Pacific Forum leaders stay firm on Fiji

11:23 pm on 31 August 2012

Regional leaders have stayed firm in their determination to keep Fiji out of the Pacific Islands Forum for now and say it is important they present a united front.

The leaders met for their day-long retreat on the remote and picturesque Cook Islands atoll, One Foot Island, on Thursday as part of the three-day regional summit.

They agreed that Fiji will remain suspended if and when elections are held in 2014 as scheduled.

Cook Islands Prime Minister and forum chair Henry Puna said there was no great push to have Fiji reinstated.

Mr Puna said the integrity of the forum depends on unity, but each country is doing its part to make sure that Fiji is not completely isolated.

New Zealand Prime Minister and outgoing chair John Key said in his five years of attending the forum, this was the least intense as far as Fiji was concerned, although countries do have differing views.

Mr Key said New Zealand is not taking it for granted that Fiji will hold elections in 2014, which is why its suspension from the Pacific Islands Forum will remain unchanged.

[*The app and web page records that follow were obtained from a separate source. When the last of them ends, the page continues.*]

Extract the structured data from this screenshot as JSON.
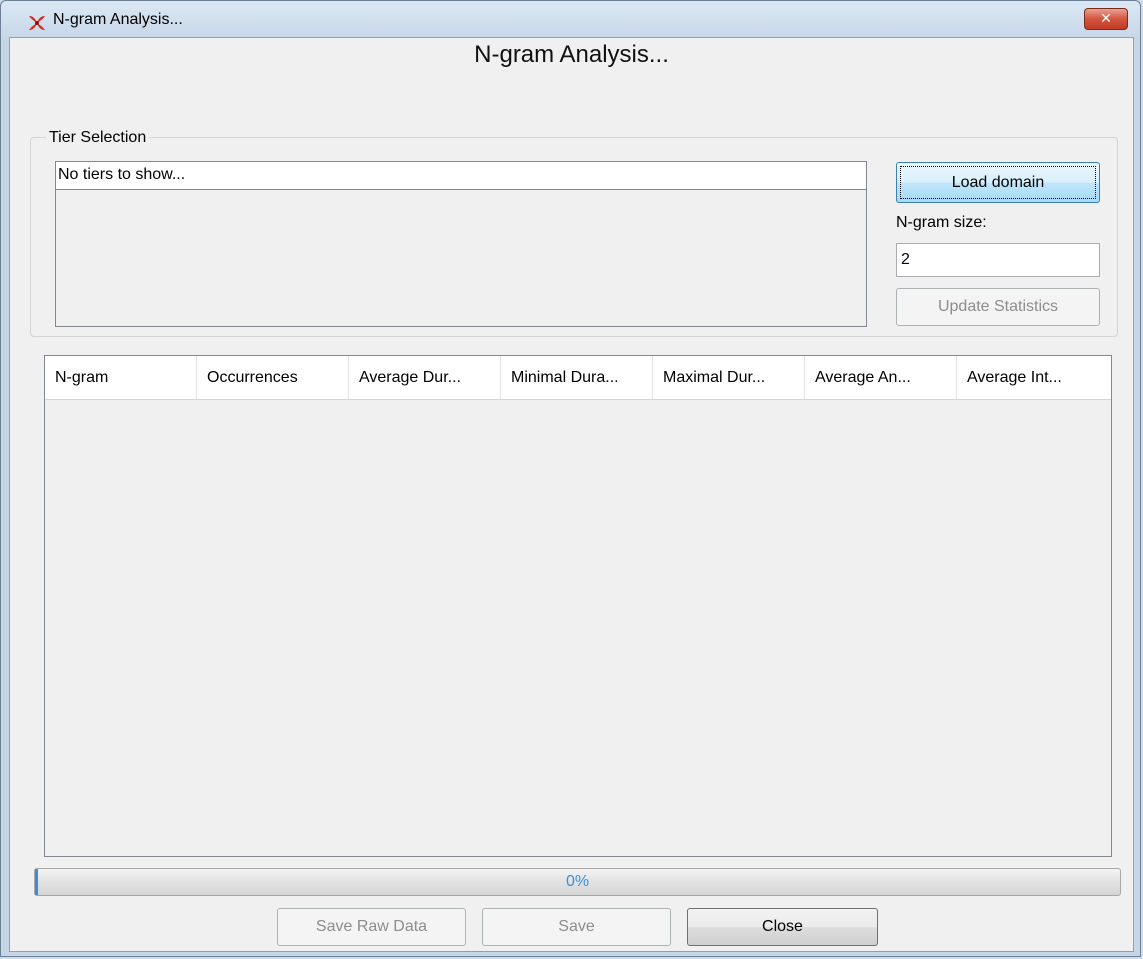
{
  "window": {
    "title": "N-gram Analysis...",
    "close_label": "✕"
  },
  "heading": "N-gram Analysis...",
  "tier_selection": {
    "group_label": "Tier Selection",
    "empty_text": "No tiers to show..."
  },
  "controls": {
    "load_domain_label": "Load domain",
    "ngram_size_label": "N-gram size:",
    "ngram_size_value": "2",
    "update_statistics_label": "Update Statistics"
  },
  "table": {
    "columns": [
      "N-gram",
      "Occurrences",
      "Average Dur...",
      "Minimal Dura...",
      "Maximal Dur...",
      "Average An...",
      "Average Int..."
    ]
  },
  "progress": {
    "value": 0,
    "text": "0%"
  },
  "buttons": {
    "save_raw_data": "Save Raw Data",
    "save": "Save",
    "close": "Close"
  },
  "colors": {
    "accent": "#3b8fd9",
    "close_button": "#c23a24",
    "app_icon": "#d42e1c"
  }
}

New Zealand wants to encourage the positive signs being seen, but these should not be overstated.

"There's always a chance that (Fiji interim prime minister) Bainimarama won't go ahead with those elections. That's been the position in the past. So we'll take it one step at a time."

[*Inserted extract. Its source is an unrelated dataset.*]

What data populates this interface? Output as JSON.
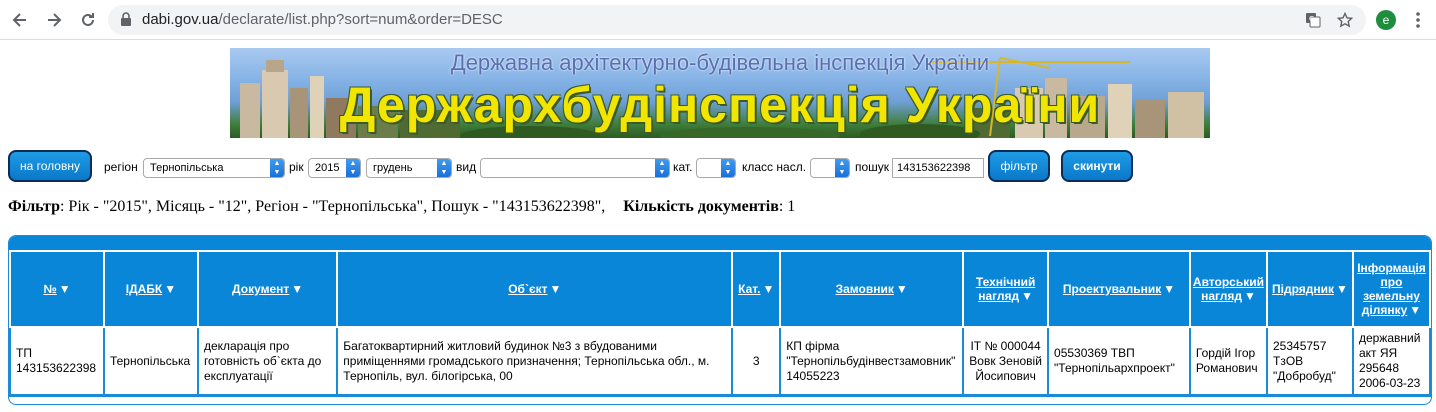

Mr Key said there are still significant problems - for example, calls for military immunity, and until the soldiers in Fiji return to the barracks, the nation won't be readmitted to the forum.

NZ to help nations protect fisheries

New Zealand is to commit an extra $10 million towards increasing surveillance and protection of fisheries in the Pacific.

Prime Minister John Key made the announcement on Friday at the forum.

The money takes New Zealand's total commitment to $50 million. It will target the management of long-line tuna and allow better surveillance, through satellite technology, to combat poaching by foreign countries.

The tuna fishery alone is estimated to be worth nearly $3 billion a year, with illegal fishing taking $500 - $600 million out of the region.

Foreign Affairs Minister Murray McCully has said many countries, including Asian and European nations, operate illegally in the Pacific.

He is reluctant to name the countries involved as he says individual ship owners are responsible.

"But we certainly think that there's a way to go before we've eradicated that sort of behaviour in the region and we need co-operation from all of the governments involved."